I mean, the hero of the novel is a burgher straight out of a Rembrandt painting. Although the novel says Van Rijn was born in Jakarta, he gives no indication of being anything other than a Renaissance Dutchman transplanted to a starship. That’s so ridiculous it’s wonderful. (Jakarta is the capital of Indonesia, which was colonized for three centuries by the Dutch.)
The politics of The Man Who Counts is more dated than the other elements, adding poignancy to the novel when it’s read here in the twenty-first century. Anderson wrote in the shadow of the end of World War II, and he’s unswervingly confident of the ability of business and commerce to uplift peoples and end wars, that nations that had been at war for dozens of generations would gladly put aside their conflict and become friends when they find it financially profitable to do so. I can understand how that appeared likely when The Man Who Counts was published, and our recent blood-enemies the Japanese and Germans were transforming into staunch allies with the benefit of American foreign aid and trade. A half-century later, with the Middle East torn apart by millennia of war that shows no sign of ending, and the Palestinians and Israelis choosing to be at each others’ throats again and again even when the road to peace is made clear for them, Anderson’s philosophy seems overly optimistic.

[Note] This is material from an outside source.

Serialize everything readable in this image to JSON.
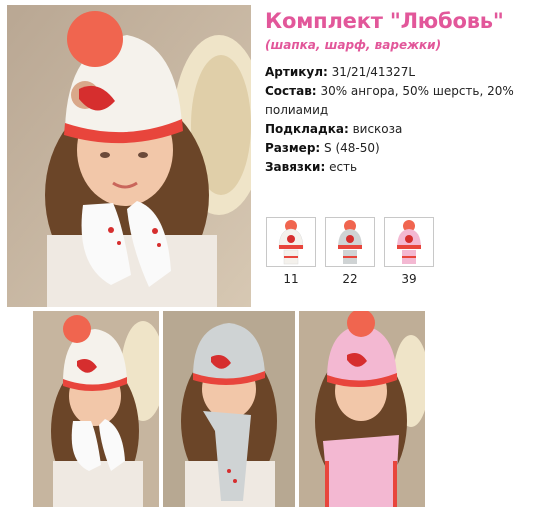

The Man Who Counts was initially published as a magazine serial. When it first came out as a book, the publisher titled it War of the Wing-Men. Anderson hated that title, and I understand why—but I find the silly, lurid old title charming.
When I started this post, I said that they don’t write books like The Man Who Counts anymore. The novel has speed and joyousness that seems lacking from much contemporary science fiction. So much contemporary SF seems to be a lot more serious, a lot more concerned with being respectable. But maybe I’m wrong here, maybe I’m just not reading the right novels.
Mitch Wagner used to be a journalist, became an Internet and social media marketer for a while, and is now doing journalism about Internet marketing, which makes him a little dizzy. He’s a fan with two novels in progress and a passel of stories, all unpublished. Follow him on Twitter or friend him on Facebook.